What you should do: Find the string "когда" in the records. Copy each line that has it.

Records provided:

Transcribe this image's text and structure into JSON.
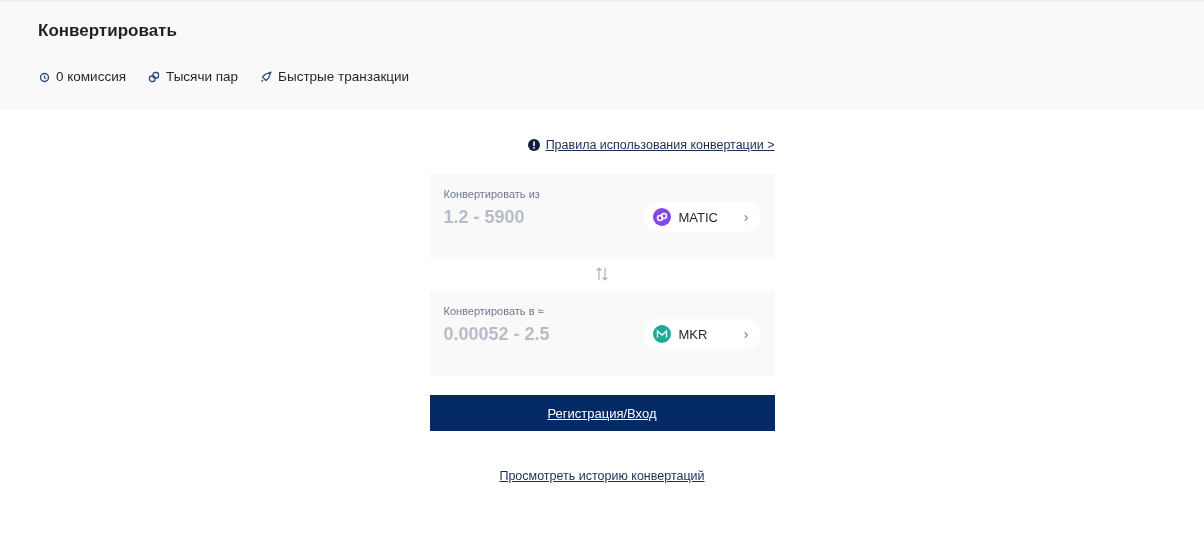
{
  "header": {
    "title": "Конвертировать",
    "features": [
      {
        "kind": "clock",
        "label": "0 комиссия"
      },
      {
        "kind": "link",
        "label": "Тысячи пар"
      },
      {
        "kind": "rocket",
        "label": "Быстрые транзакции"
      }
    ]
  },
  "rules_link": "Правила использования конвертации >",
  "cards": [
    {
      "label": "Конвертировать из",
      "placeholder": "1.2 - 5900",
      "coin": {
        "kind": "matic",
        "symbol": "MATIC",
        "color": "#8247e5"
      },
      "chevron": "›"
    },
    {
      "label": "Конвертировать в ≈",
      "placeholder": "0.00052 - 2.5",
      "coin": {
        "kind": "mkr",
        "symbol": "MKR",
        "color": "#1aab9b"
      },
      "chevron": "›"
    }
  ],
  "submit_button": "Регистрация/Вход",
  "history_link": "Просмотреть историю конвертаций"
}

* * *

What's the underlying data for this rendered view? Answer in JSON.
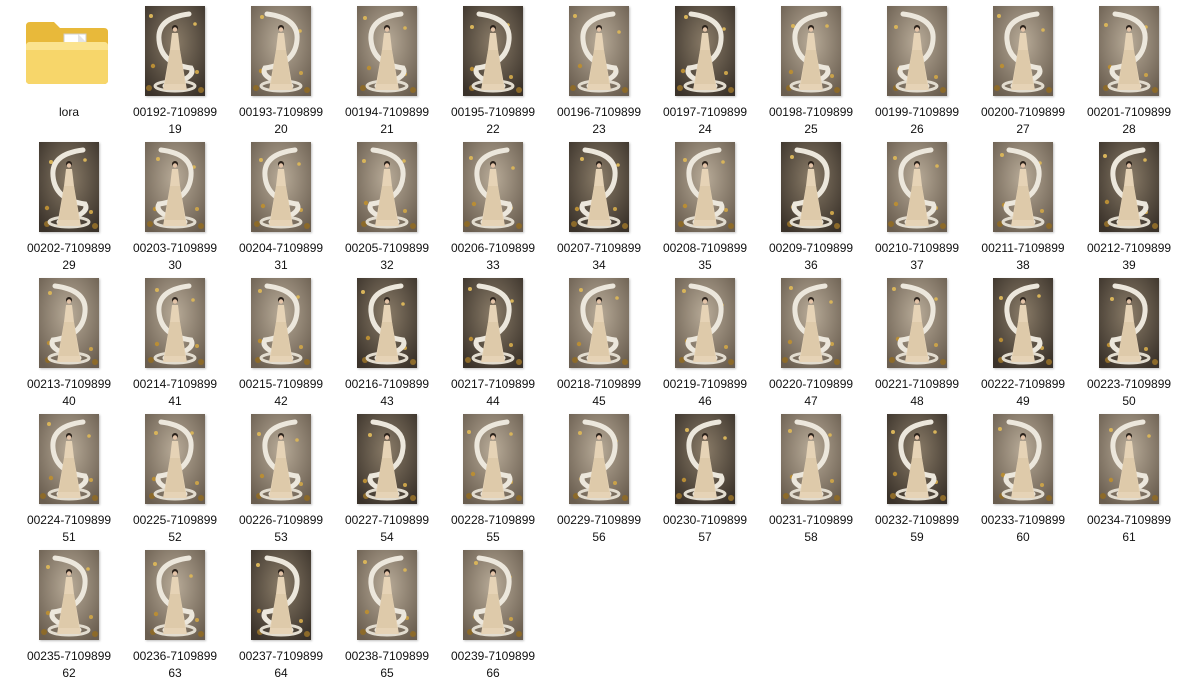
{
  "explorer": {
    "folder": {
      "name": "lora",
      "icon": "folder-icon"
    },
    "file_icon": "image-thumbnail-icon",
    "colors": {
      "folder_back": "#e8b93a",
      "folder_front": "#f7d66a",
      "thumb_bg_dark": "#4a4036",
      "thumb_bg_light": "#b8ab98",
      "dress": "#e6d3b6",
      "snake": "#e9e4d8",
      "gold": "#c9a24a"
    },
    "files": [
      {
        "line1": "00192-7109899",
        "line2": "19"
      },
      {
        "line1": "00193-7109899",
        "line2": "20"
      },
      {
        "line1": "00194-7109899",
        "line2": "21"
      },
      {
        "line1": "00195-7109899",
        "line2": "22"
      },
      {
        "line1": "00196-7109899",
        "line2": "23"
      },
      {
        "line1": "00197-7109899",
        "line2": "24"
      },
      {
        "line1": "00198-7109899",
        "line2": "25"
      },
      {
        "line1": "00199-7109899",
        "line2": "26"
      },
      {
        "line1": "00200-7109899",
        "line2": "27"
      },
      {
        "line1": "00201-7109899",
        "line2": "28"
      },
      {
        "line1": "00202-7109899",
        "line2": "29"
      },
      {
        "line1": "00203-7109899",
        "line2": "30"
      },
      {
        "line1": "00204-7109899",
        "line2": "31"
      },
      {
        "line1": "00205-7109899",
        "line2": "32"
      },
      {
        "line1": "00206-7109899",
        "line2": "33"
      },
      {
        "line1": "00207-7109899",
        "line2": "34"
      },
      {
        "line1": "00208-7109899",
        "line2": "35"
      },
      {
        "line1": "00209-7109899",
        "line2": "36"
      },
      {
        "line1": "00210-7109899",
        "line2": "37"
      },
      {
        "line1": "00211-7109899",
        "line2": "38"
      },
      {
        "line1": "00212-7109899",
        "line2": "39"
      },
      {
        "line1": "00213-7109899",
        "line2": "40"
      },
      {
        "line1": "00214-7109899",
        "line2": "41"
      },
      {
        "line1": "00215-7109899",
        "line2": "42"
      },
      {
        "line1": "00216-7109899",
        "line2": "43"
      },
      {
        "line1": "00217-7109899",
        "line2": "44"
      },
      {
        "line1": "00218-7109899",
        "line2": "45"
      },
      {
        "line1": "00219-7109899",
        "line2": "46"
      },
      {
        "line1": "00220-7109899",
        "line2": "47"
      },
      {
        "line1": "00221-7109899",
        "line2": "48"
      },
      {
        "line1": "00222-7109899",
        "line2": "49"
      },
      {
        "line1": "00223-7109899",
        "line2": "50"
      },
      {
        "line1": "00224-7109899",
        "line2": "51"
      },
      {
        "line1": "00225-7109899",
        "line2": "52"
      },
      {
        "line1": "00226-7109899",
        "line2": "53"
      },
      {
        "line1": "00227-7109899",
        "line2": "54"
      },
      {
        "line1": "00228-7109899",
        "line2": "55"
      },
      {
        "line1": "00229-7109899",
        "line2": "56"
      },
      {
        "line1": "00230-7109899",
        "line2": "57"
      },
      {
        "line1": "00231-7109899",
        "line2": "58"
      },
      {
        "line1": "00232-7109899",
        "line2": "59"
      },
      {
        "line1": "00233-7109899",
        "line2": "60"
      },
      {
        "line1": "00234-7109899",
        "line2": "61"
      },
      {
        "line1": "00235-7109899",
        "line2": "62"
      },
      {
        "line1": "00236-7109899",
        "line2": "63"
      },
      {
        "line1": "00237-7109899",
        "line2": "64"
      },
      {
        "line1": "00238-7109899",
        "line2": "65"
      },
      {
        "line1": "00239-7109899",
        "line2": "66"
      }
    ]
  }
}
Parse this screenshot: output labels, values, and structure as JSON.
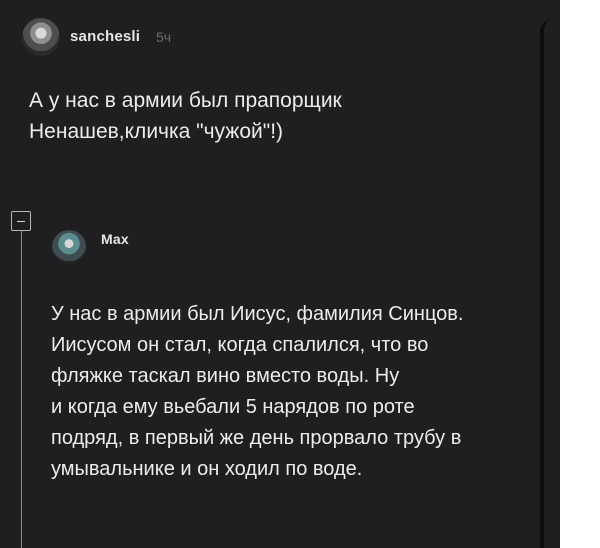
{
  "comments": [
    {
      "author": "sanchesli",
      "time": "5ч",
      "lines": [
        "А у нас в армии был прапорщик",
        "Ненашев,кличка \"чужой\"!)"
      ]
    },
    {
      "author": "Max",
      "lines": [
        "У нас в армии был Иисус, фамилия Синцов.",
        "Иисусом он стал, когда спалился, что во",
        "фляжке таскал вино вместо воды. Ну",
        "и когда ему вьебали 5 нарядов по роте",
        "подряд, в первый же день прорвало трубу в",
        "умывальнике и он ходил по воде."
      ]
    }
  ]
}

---

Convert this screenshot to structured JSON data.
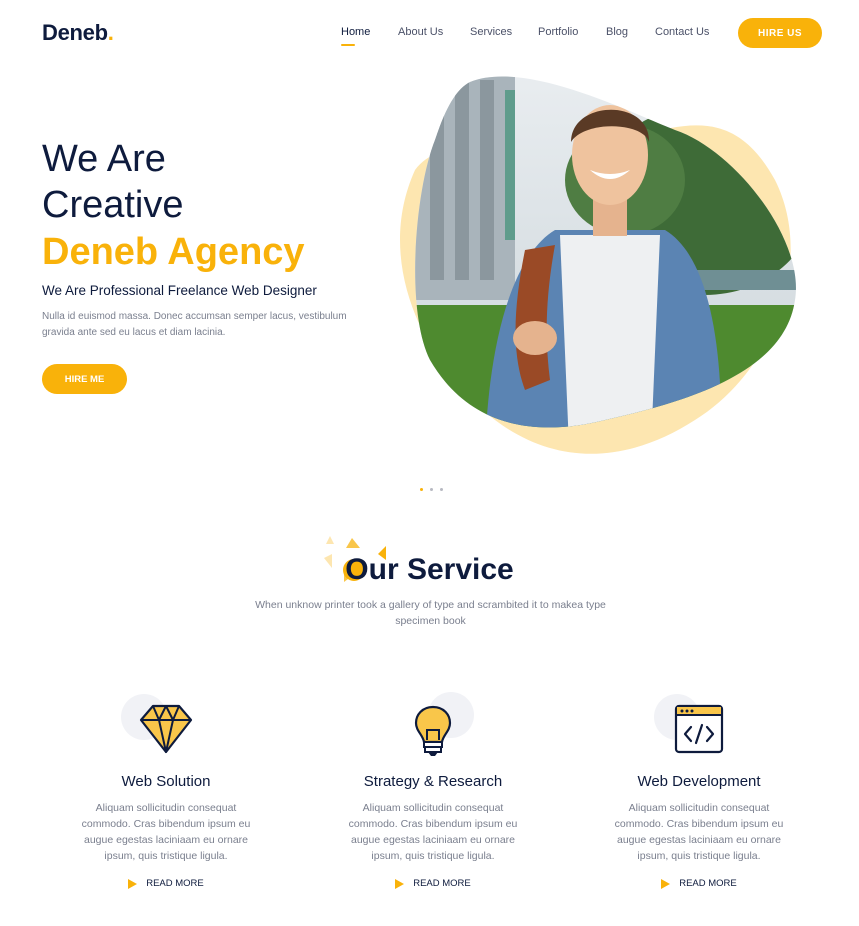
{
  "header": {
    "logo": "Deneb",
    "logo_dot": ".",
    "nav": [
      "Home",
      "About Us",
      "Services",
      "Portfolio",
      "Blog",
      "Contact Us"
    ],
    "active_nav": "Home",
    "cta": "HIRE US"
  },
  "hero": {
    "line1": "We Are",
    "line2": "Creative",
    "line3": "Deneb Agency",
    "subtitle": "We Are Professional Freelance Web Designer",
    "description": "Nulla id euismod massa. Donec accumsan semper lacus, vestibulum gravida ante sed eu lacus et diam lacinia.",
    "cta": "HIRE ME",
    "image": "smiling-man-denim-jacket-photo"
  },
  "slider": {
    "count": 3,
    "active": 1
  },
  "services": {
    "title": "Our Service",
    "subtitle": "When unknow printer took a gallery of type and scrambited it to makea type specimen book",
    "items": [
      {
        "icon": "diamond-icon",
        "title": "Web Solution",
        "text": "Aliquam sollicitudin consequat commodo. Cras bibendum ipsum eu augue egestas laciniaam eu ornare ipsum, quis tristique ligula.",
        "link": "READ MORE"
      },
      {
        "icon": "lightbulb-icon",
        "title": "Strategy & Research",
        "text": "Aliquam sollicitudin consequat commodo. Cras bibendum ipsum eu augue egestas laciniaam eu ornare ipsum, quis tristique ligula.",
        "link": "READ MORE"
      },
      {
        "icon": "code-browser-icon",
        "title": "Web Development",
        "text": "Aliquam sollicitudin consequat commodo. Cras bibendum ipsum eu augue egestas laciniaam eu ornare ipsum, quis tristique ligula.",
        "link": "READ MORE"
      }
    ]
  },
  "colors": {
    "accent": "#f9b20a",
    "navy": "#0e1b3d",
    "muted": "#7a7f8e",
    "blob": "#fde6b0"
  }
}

Final answer:
        "Иисусом он стал, когда спалился, что во",
        "и когда ему вьебали 5 нарядов по роте",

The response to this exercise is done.